Women make up about 57 percent of the labor force, but only about 27 percent of the manufacturing workforce. The 2015 Women in Manufacturing Study asked over 600 women professionals across the manufacturing industry what motivates them to remain in their current fields and what causes them to consider leaving.
You may be surprised by just how little the answers will surprise you.
• Attractive pay
This one should be a no-brainer, but with women still finding themselves making less than their male counterparts for equivalent work, it’s a huge factor for deciding how attractive manufacturing can be to women.
• Work-life balance
Women who responded to the survey indicated that they’re interested in jobs that offer them a good balance between their work lives and their personal commitments.

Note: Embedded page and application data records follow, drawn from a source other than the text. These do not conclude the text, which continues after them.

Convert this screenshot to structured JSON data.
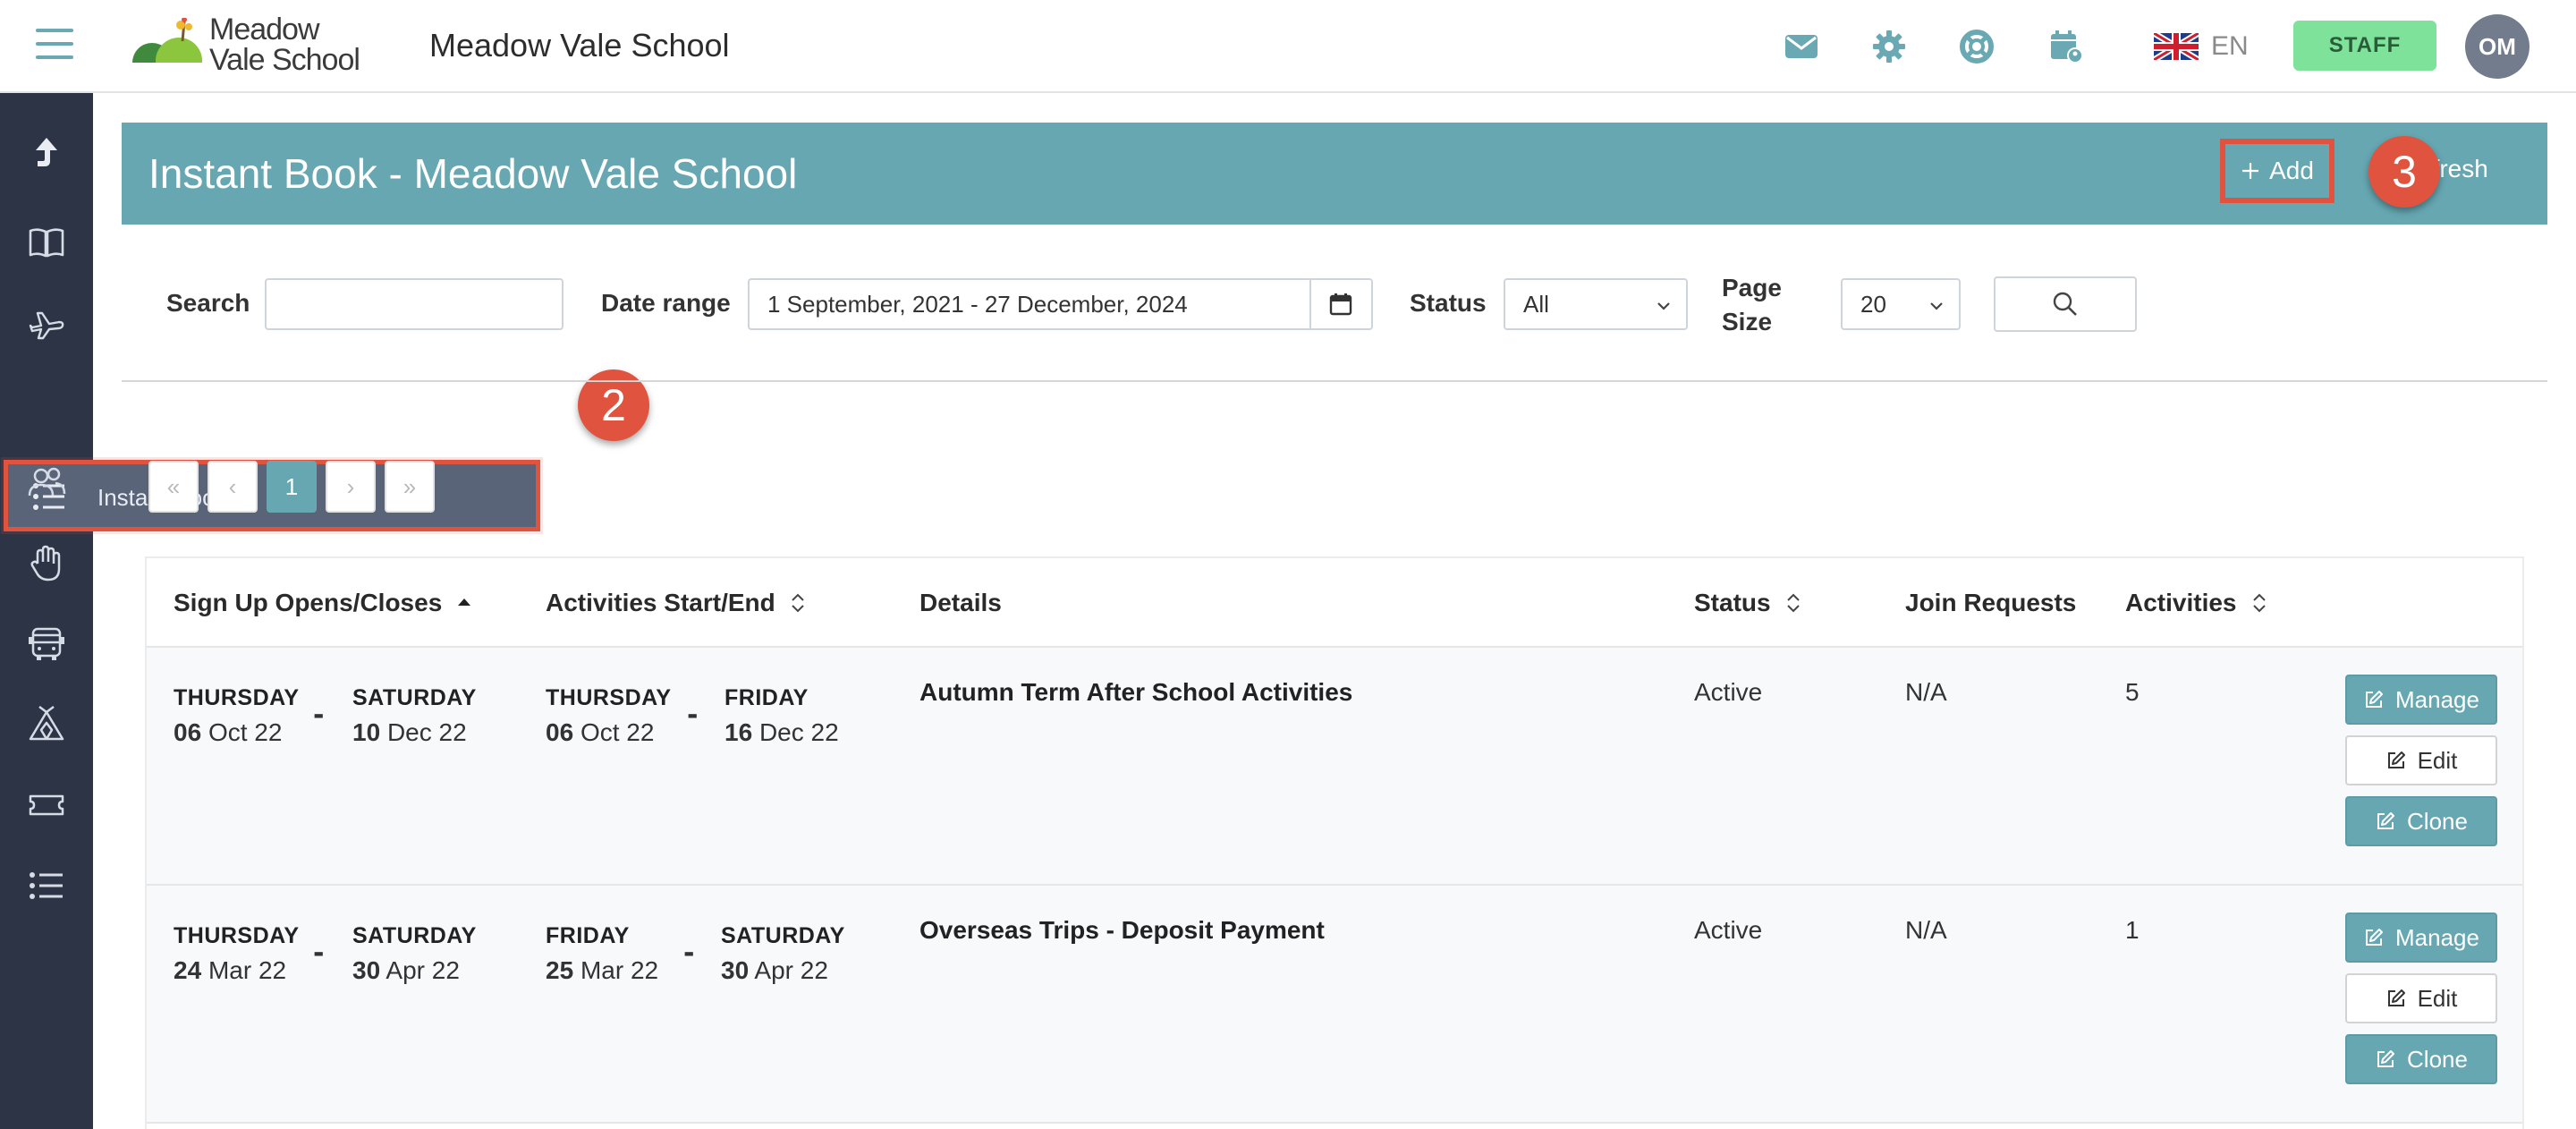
{
  "header": {
    "logo_line1": "Meadow",
    "logo_line2": "Vale School",
    "school_title": "Meadow Vale School",
    "icons": [
      "mail-icon",
      "gear-icon",
      "lifebuoy-icon",
      "calendar-user-icon"
    ],
    "language": "EN",
    "staff_label": "STAFF",
    "avatar_initials": "OM"
  },
  "sidebar": {
    "items": [
      "upload-arrow-icon",
      "book-icon",
      "plane-icon",
      "list-icon",
      "users-icon",
      "hand-icon",
      "bus-icon",
      "tent-icon",
      "ticket-icon",
      "list-icon"
    ],
    "active_label": "Instant Book"
  },
  "callouts": {
    "sidebar_step": "2",
    "add_step": "3"
  },
  "panel": {
    "title": "Instant Book - Meadow Vale School",
    "add_label": "Add",
    "refresh_label": "efresh"
  },
  "filters": {
    "search_label": "Search",
    "search_value": "",
    "date_range_label": "Date range",
    "date_range_value": "1 September, 2021 - 27 December, 2024",
    "status_label": "Status",
    "status_value": "All",
    "page_size_label_1": "Page",
    "page_size_label_2": "Size",
    "page_size_value": "20"
  },
  "pagination": {
    "first": "«",
    "prev": "‹",
    "current": "1",
    "next": "›",
    "last": "»"
  },
  "table": {
    "columns": {
      "signup": "Sign Up Opens/Closes",
      "activities_start": "Activities Start/End",
      "details": "Details",
      "status": "Status",
      "join": "Join Requests",
      "activities": "Activities"
    },
    "rows": [
      {
        "signup_open_day": "THURSDAY",
        "signup_open_num": "06",
        "signup_open_rest": "Oct 22",
        "signup_close_day": "SATURDAY",
        "signup_close_num": "10",
        "signup_close_rest": "Dec 22",
        "start_day": "THURSDAY",
        "start_num": "06",
        "start_rest": "Oct 22",
        "end_day": "FRIDAY",
        "end_num": "16",
        "end_rest": "Dec 22",
        "details": "Autumn Term After School Activities",
        "status": "Active",
        "join": "N/A",
        "activities": "5"
      },
      {
        "signup_open_day": "THURSDAY",
        "signup_open_num": "24",
        "signup_open_rest": "Mar 22",
        "signup_close_day": "SATURDAY",
        "signup_close_num": "30",
        "signup_close_rest": "Apr 22",
        "start_day": "FRIDAY",
        "start_num": "25",
        "start_rest": "Mar 22",
        "end_day": "SATURDAY",
        "end_num": "30",
        "end_rest": "Apr 22",
        "details": "Overseas Trips - Deposit Payment",
        "status": "Active",
        "join": "N/A",
        "activities": "1"
      }
    ],
    "actions": {
      "manage": "Manage",
      "edit": "Edit",
      "clone": "Clone"
    }
  },
  "colors": {
    "teal": "#66a7b2",
    "sidebar": "#2d3446",
    "highlight": "#e0533f",
    "staff": "#7ee29a"
  }
}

• Good working relationships
Friction among co-workers is never a good thing, much less sexual harassment and derogatory comments. Unfortunately, these are still issues that plague women today. According to the survey, poor work relationships are one of the biggest reasons why women consider changing careers.
• Opportunities for challenging and interesting assignments
Women no longer have to put up with the kind of discrimination so unflinchingly displayed in Mad Men, the critically acclaimed TV drama set in the 1960s and early 1970s. Unfortunately, enduring negative workplace stereotypes mean that women are often assigned “easier” or “safer” work that is beneath their skill level. Needless to say, women who want to weld and never get to see a workpiece aren’t likely to stay in welding for long
• Opportunities for promotion
When a woman begins her career, she’s looking for just that: a career. Women are frequently passed over in the workplace in favor of similarly qualified men, and it’s one of the biggest reasons why women end up changing careers. The dearth of women in manufacturing only reduces their opportunities for advancement.
If you’re noticing a pattern, that’s good. The things women want from the workforce really aren’t all that different from men. Although specific priorities vary, fair pay, opportunities for growth, and satisfying work environments are things that both men and women can appreciate. The secret, then, to overcoming the lack of women in manufacturing is to stop treating them differently. Instead, focus on actively appealing to women to seek careers in manufacturing and welding.
If you’re interested in welding, or want to expand your welding career, we invite you to visit AWS Learning, where you can find virtual conferences, online courses, and other digital tools to help you expand your welding career.